REQUIRED ACTION
For the data below, report only the number of lines containing the string "caption".

SOURCE RECORDS
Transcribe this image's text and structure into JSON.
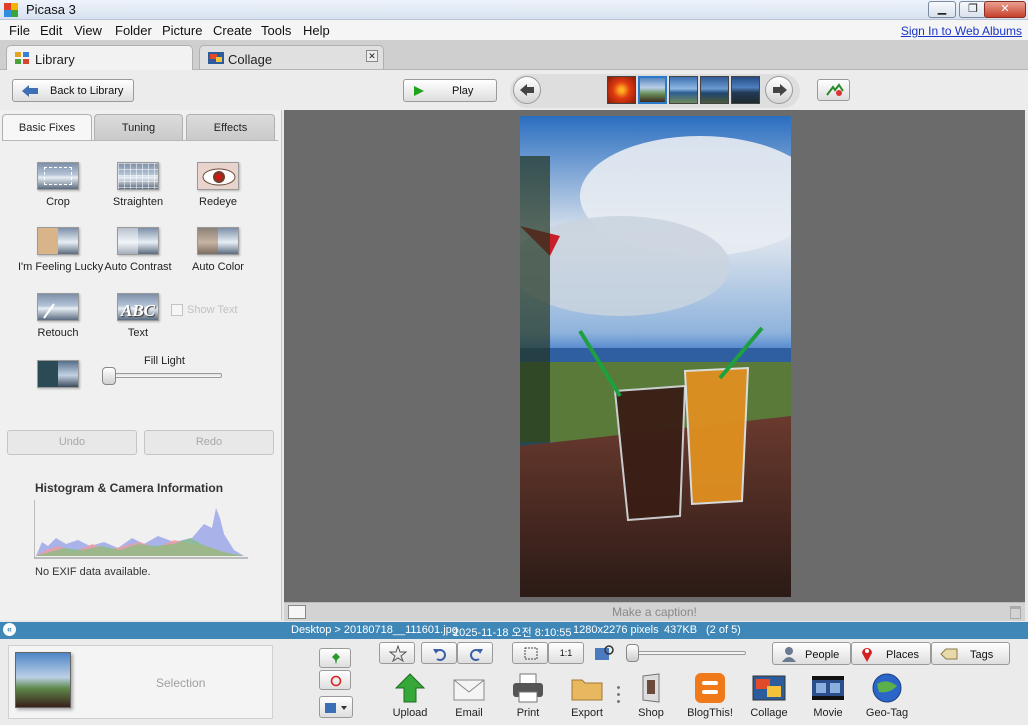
{
  "window": {
    "title": "Picasa 3",
    "min_glyph": "▁",
    "max_glyph": "❐",
    "close_glyph": "✕"
  },
  "menubar": {
    "items": [
      "File",
      "Edit",
      "View",
      "Folder",
      "Picture",
      "Create",
      "Tools",
      "Help"
    ],
    "signin": "Sign In to Web Albums"
  },
  "tabs": {
    "library": "Library",
    "collage": "Collage",
    "close_glyph": "✕"
  },
  "toolbar": {
    "back_label": "Back to Library",
    "play_label": "Play"
  },
  "edit_tabs": [
    "Basic Fixes",
    "Tuning",
    "Effects"
  ],
  "tools": {
    "crop": "Crop",
    "straighten": "Straighten",
    "redeye": "Redeye",
    "lucky": "I'm Feeling Lucky",
    "auto_contrast": "Auto Contrast",
    "auto_color": "Auto Color",
    "retouch": "Retouch",
    "text": "Text",
    "show_text": "Show Text",
    "text_glyph": "ABC",
    "fill_light": "Fill Light"
  },
  "undo_label": "Undo",
  "redo_label": "Redo",
  "histogram": {
    "title": "Histogram & Camera Information",
    "exif": "No EXIF data available."
  },
  "caption": {
    "placeholder": "Make a caption!"
  },
  "status": {
    "path": "Desktop > 20180718__111601.jpg",
    "date": "2025-11-18 오전 8:10:55",
    "dims": "1280x2276 pixels",
    "size": "437KB",
    "position": "(2 of 5)"
  },
  "tray": {
    "selection_label": "Selection"
  },
  "actions": [
    "Upload",
    "Email",
    "Print",
    "Export",
    "Shop",
    "BlogThis!",
    "Collage",
    "Movie",
    "Geo-Tag"
  ],
  "tag_buttons": {
    "people": "People",
    "places": "Places",
    "tags": "Tags"
  },
  "zoom": {
    "one_to_one": "1:1"
  }
}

SOLUTION
2